What are good ways to learn cryptography

Darknet

The primary goal of cryptography is to protect communications between two or more people from other people. To this end, it provides the means to reduce the secrecy of communication to the secrecy of a few data, also known as keys. Many early trials are military and political and took place between states. In history, however, there have been repeated attempts to protect yourself from government access with the help of encryption. Today's cryptography offers ideal opportunities for this. It is therefore not surprising that in many struggles of minorities for their rights, anonymized and encrypted communication - for example in the Darknet - is an important instrument. [1] It is just as clear that, under the protection of the Darknet, business is being carried out or initiated that shy away from the public eye.

Basic Invention: The Key

The invention of the variable key marks the birth of cryptography. Since then we have differentiated between "algorithm" and "key". This also makes the role of the attacker clear for the first time. The easiest way to illustrate this is with the so-called Caesar disk. The mechanism on which it is based goes back to Gaius Julius Caesar and was further developed in the 15th century by the mathematician Leon Battista Alberti. Since the invention of the disc, it has been an integral part of cryptographic algorithms.

The Caesar disk consists of a small and a large circular disk, which are rotatably connected at their centers. The alphabet is written in a cyclical order on each disc. The alphabet on the outer disk is called the plain text alphabet, the one on the inner disk is called the ciphertext alphabet. Now sender and receiver first set a certain setting for their targets. This can be determined, for example, by specifying the letter on the inner disk that is next to the plain text letter A. For example, if they agree on the letter R, the discs are rotated so that where A is on the outside, R is on the inside. We'll talk briefly about the "R setting". The encryption is now carried out in such a way that a plain text letter is replaced by the ciphertext letter that is directly attached to it on the inner pane. So when encrypting you read from the outside in; accordingly, the decryption takes place by reading from the inside out.

Basically we can differentiate between two things: firstly, the machine, i.e. the general encryption method, which is also called the encryption algorithm; second, the bowl, in our case the special setting of the discs. This can be used to encrypt, i.e. convert plain text into ciphertext.

The original Caesar code is much more special. Caesar replaced every plaintext letter with the letter that comes three places after it in the alphabet. A becomes D, B becomes E and C becomes F. CAESAR becomes FDHVDU. Obviously, this procedure offers practically no security.

This also applies to all procedures that work with secret characters. The so-called Freemason Code is very well known: In this code, each letter is replaced by the lines that surround it (illustration 1). For example, instead of E, a square is drawn, instead of J a V-like symbol and instead of P an L-shaped symbol with a point.

Masonic code (& copy own illustration)

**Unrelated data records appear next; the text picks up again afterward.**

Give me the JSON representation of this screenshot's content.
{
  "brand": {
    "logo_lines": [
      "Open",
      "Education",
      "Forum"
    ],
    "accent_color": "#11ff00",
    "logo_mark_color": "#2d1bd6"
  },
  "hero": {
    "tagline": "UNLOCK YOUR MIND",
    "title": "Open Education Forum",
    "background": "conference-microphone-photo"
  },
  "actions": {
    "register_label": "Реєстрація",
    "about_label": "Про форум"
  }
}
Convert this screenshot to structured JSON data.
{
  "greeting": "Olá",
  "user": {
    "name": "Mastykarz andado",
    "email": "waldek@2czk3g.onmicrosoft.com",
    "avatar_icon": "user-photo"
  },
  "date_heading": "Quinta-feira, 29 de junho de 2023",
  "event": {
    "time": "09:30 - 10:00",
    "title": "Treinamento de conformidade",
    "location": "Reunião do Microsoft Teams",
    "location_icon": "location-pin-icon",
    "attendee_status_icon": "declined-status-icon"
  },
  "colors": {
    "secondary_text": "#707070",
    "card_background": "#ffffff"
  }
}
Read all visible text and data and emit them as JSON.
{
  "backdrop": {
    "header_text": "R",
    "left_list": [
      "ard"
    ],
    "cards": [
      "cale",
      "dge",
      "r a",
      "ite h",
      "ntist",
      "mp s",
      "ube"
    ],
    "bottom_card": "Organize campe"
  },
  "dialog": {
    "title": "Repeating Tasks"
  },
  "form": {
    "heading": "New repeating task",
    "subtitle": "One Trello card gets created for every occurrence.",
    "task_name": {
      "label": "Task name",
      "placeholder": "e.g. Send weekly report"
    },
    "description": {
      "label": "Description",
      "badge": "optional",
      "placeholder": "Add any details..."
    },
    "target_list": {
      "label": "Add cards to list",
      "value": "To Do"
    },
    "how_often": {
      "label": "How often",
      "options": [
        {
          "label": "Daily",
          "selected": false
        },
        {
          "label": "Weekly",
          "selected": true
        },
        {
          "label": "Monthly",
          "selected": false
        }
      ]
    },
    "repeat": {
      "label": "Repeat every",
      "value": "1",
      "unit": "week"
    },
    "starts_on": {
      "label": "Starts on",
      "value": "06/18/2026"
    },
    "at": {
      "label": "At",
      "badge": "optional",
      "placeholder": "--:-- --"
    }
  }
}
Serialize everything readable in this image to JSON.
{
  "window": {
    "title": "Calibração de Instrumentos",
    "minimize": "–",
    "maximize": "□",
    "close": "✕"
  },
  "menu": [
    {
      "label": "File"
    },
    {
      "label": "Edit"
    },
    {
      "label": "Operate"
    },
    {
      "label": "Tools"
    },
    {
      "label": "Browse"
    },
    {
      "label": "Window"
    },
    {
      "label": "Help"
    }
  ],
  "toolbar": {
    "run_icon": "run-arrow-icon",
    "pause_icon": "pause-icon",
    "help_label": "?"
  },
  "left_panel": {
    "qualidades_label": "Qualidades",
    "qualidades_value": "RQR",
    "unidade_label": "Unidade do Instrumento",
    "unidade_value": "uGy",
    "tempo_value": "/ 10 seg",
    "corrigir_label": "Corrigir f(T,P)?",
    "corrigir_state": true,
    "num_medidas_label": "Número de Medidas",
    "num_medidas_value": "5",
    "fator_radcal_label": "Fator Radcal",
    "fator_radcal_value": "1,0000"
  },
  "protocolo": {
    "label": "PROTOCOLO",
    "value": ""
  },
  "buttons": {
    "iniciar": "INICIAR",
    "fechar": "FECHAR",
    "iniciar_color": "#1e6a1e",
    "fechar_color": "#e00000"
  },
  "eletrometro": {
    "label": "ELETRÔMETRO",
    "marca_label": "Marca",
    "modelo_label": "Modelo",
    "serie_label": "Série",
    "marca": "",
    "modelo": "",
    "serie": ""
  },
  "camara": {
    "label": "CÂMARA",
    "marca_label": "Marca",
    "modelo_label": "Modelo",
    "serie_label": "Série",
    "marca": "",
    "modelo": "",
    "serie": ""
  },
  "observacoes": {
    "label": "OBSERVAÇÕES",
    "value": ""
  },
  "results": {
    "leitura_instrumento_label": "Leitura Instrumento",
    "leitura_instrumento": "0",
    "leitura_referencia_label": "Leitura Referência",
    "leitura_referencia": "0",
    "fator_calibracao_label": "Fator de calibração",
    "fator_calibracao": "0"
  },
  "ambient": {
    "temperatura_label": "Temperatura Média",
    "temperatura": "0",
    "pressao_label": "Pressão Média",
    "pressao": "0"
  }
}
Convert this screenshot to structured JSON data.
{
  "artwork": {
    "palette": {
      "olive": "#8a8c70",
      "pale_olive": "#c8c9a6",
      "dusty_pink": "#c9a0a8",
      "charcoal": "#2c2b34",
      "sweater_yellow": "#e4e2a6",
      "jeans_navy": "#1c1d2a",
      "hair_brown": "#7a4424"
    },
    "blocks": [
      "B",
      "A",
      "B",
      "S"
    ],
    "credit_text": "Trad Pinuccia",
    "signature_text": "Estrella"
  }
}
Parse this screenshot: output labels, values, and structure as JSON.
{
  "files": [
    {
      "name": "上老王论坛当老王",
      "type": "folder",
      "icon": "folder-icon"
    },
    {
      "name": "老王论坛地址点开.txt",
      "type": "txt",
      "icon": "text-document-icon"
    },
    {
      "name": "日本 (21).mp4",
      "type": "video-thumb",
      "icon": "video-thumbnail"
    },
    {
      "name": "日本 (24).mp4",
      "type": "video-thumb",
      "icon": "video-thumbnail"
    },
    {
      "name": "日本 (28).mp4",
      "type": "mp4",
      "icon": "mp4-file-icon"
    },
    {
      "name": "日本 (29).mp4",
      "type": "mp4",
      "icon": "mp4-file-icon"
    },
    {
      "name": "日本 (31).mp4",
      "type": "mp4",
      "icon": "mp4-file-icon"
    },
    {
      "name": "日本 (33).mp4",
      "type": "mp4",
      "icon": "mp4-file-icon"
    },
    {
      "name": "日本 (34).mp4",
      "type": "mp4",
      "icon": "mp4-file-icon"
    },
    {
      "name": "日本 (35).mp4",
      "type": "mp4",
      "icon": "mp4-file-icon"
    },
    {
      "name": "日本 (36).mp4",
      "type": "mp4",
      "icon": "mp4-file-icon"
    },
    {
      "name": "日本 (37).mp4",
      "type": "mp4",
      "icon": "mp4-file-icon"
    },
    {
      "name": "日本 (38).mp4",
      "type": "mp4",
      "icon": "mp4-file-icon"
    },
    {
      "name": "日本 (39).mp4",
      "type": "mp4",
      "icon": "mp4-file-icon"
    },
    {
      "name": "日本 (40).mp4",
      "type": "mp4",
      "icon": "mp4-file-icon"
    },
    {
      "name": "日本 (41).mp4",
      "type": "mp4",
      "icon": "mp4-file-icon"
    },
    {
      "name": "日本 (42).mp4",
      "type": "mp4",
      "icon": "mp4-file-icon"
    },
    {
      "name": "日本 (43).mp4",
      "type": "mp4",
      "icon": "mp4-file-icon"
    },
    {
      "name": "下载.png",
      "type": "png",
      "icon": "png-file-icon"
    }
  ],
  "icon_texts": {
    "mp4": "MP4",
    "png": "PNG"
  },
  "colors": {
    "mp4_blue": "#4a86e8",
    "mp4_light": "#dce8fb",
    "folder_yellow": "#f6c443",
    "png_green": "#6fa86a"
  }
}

Secret signs offer no security whatsoever, but they are very popular - perhaps because it is believed that real secret signs "protect themselves". The security of all these procedures can collapse like a house of cards at any time. If an unauthorized person becomes aware of the allocation scheme, the system has lost all of its security in one fell swoop.

In the course of history it has been shown that it is almost impossible to keep algorithms, i.e. the basic procedures, secret. The basic principles of the procedures were repeatedly published or revealed, encryption machines were stolen or could be legally bought. For a long time, the inventors and developers feared that this would also make the process itself unsafe. The concern was as follows: Anyone who knows the process, especially whoever invented it, can break it. Many were intuitively aware that this should not be allowed, but it was not formulated until 1833 by the cryptologist Auguste Kerckhoffs: Becoming aware of the procedure must not endanger security. The key to security, however, is that the key is kept secret.

The key is the exclusive secret of the sender and recipient. This is how they protect themselves against the rest of the world. One can also say that the key is the strategic advantage that the recipient has over an attacker. The attacker may have large amounts of ciphertext, he knows the procedure, and he wants to get the plaintext. The question is whether he can do this without knowing the key. One can also turn the tables and measure the security of a procedure according to the chances of success of an attacker. If it is easy to get the plaintext without a key, then the process is insecure. It is safe when an attacker is confronted with a problem that he cannot solve.

The topmost requirement for the security of an encryption method is that an attacker has no chance of trying all the keys. This is not guaranteed with the Caesar disk with its 26 possible settings. With today's procedures, the key space should be at least 2128, better yet 2256 Elements. The latter number is greater than the number of atoms in the universe. In this respect, it is clear that no one, not even all computers on the Internet, can ever implement so many encryptions or decryptions.

Another aspect is important: With a shared key you can create space for secret communication not only for two, but for any number of people. If everyone in a group has the same key and the encryption cannot be broken, then this key acts like a wall protecting this group from the rest of the world.